I want to appeal to pastors, teachers, parents, and leaders in any capacity—please, be honest with the Scriptures and with the writings of Ellen White. Far too many of our people have rejected God and lost the faith because we hear Ellen White misquoted! Once we hear a quotation pulled out of context and twisted, it becomes very difficult to put it back in its proper place.
I believe the majority of our leaders have a solid understanding of Adventism. But too many of us are looking the other way, and avoiding the controversy over this topic of Last Generation Theology. We even quote these paragraphs from Mrs. White’s writings, such as GC 425 and COL 69, which have been used for years as a spiritual sledge-hammer, and we haven’t made enough effort to put them back into their proper context. In doing so, while we teach the truth, we’re pushing more and more young people over the edge into legalism, or driving them out of the church.
Friends, let us put down our wrecking balls, pick up our trowels, and become repairers of the breach (Isaiah 58:12). Let us put the Scriptures and the writings of Mrs. White back into their proper setting. Let us pick up the broken pieces of Adventism, and let us, together, work toward Jesus’ soon return. Let us restore the honor due to God, and get back to the work He has commissioned us to do.
“Even so, come, Lord Jesus.” Revelation 22:20
For Further Reading
God’s Character in the Last Generation by Andrews University
End-Time Events and the Last Generation by George Knight
Contemporary Articles and Messages Critical of LGT:
An Analysis of Larry Kirkpatrick’s “Cleanse and Close: Last Generation Theology in 14 Points” by Daniel McFeeters
QOD – A Way Forward by Mike Manea
Stubble for the Lake of Fire by Cliff Goldstein
Theology of the Last Generation by Angel Manuel Rodríguez
Viewpoint: Before Men and Angels – Sabbath at GYC by Andre Reis
Reclaiming Adventism by Pastor Marcos Torres
Overcoming the LGT Formula by Pastor Marcos Torres
Last Generation Theology: A Different Salvation? (GYC 2012) Audio Message by Nick Miller
Thesis: A Historical-Contextual Analysis of the Final Generation Theology of M. L. Andreasen, by Paul M. Evans
Contemporary Articles and Messages Supporting LGT:
A Giant Among Men by Lemuel Sapian
Perfection in the Last Generation by Eugene Prewitt
Does Last Generation Theology Amount to a Change in the Everlasting Gospel? – Audio Message by Eugene Prewitt
The Last Generation – Audio Message by Mark Howard

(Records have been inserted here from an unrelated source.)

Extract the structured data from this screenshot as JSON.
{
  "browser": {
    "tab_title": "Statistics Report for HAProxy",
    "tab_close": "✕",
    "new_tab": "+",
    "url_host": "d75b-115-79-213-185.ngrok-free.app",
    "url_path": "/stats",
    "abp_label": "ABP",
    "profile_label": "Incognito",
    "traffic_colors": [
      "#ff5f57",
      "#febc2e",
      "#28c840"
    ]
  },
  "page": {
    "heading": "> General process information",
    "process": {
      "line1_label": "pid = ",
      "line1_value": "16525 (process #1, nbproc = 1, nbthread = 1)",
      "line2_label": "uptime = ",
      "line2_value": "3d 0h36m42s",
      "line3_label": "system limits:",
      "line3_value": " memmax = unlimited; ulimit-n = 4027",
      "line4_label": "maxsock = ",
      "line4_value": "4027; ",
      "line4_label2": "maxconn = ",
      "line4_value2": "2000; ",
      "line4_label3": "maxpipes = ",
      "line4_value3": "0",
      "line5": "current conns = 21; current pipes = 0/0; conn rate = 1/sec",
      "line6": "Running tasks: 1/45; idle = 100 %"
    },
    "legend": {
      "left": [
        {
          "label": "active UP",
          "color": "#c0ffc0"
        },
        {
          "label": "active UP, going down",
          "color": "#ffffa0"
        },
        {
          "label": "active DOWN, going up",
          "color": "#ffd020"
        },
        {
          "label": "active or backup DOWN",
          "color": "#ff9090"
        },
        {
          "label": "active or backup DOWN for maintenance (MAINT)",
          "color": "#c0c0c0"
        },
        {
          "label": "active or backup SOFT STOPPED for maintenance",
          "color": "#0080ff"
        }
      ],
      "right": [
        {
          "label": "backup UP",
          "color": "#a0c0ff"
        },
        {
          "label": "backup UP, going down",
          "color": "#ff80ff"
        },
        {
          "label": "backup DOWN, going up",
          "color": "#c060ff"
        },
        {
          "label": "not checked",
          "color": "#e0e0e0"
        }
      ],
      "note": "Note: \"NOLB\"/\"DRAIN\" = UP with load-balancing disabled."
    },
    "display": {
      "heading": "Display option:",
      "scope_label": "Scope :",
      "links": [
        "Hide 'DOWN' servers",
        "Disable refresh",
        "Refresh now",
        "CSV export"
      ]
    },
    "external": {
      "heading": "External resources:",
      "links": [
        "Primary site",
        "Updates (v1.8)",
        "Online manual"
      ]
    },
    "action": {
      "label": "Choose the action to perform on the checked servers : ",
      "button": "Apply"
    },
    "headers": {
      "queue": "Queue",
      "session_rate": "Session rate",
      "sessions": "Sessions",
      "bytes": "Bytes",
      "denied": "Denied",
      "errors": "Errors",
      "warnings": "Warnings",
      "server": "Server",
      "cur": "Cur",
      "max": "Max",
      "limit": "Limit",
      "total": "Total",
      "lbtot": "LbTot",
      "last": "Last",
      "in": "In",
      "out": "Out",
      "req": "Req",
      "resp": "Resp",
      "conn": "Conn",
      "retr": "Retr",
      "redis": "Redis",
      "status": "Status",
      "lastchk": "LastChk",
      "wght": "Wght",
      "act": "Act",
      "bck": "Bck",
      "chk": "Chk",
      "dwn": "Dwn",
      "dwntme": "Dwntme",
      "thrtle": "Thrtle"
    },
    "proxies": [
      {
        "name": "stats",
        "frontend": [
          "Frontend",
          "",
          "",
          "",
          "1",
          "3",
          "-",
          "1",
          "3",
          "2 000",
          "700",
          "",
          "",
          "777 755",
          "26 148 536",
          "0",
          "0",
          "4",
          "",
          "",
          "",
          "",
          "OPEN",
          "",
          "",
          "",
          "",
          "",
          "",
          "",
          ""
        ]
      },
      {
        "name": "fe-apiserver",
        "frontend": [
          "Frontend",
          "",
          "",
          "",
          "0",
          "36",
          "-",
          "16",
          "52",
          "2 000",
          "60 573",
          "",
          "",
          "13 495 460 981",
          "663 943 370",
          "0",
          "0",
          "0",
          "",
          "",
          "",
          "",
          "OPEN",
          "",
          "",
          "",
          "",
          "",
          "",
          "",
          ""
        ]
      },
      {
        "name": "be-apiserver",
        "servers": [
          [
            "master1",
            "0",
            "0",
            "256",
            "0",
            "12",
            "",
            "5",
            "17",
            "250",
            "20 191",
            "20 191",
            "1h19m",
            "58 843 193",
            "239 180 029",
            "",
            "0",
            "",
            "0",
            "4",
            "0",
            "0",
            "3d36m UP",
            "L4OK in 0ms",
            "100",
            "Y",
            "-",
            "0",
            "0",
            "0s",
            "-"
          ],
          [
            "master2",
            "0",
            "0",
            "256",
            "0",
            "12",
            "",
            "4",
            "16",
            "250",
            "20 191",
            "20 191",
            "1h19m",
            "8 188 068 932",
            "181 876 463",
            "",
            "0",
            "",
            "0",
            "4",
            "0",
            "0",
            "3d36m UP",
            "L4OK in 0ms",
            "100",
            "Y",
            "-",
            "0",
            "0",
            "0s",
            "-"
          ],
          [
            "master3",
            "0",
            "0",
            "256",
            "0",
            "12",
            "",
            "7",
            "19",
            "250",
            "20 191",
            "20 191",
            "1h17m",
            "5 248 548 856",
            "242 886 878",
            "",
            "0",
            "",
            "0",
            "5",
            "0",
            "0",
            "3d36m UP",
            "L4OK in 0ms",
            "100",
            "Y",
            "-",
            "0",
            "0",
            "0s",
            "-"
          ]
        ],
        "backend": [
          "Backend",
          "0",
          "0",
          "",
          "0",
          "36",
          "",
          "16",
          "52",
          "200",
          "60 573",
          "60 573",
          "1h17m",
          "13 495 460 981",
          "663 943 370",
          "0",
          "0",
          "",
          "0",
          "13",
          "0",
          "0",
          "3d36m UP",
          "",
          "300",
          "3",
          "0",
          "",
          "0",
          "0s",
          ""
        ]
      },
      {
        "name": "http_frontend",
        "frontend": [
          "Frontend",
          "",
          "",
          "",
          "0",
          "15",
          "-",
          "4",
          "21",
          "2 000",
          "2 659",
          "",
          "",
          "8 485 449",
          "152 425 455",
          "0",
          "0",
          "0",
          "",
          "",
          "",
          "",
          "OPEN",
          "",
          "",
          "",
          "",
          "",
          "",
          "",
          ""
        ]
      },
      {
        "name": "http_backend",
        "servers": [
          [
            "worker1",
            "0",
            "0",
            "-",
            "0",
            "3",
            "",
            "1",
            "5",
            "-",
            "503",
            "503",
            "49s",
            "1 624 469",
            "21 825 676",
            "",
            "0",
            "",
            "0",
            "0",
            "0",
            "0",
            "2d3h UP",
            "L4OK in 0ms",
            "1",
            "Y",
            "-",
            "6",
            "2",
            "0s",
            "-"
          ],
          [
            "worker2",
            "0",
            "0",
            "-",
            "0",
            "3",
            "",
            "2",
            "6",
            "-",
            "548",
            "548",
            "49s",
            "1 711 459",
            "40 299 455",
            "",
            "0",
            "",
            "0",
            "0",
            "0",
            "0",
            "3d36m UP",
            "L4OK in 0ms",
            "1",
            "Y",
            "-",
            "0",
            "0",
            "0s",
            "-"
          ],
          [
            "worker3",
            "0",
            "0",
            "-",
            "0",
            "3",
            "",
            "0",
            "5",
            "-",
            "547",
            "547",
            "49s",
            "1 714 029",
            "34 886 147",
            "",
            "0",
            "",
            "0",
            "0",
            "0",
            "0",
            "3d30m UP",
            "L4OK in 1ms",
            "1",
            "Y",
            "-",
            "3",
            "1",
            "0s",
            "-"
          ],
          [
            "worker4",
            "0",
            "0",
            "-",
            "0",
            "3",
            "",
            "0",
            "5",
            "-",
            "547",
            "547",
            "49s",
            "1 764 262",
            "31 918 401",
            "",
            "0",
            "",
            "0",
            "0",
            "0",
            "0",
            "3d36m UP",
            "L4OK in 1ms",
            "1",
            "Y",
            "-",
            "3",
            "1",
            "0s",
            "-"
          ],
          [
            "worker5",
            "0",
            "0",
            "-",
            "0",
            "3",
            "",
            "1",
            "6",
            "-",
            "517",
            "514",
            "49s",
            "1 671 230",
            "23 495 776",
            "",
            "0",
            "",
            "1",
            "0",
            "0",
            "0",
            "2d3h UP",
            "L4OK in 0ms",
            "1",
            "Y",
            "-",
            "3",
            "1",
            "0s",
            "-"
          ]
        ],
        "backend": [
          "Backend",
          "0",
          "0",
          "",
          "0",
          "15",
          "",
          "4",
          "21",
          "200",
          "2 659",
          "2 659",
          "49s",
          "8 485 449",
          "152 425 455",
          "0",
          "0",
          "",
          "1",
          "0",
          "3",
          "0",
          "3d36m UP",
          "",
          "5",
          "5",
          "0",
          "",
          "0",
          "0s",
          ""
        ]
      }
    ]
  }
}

The Final Generation Panel Discussion (GYC 2015) Audio Message by Andy Im & others
Five Popular Myths about Last Generation Theology, by Kevin Paulson
Questions on Doctrine – 50th Annual Conference, October 24-27, 2007
Audio and PDF of historic symposium, featuring viewpoints on both sides of the QOD discussion
Ted Wilson on Q&A, December 18, 2015
The Sanctuary Service, by M. L. Andreasen – Full Book
The Book of Hebrews, by M. L. Andreasen – Full Book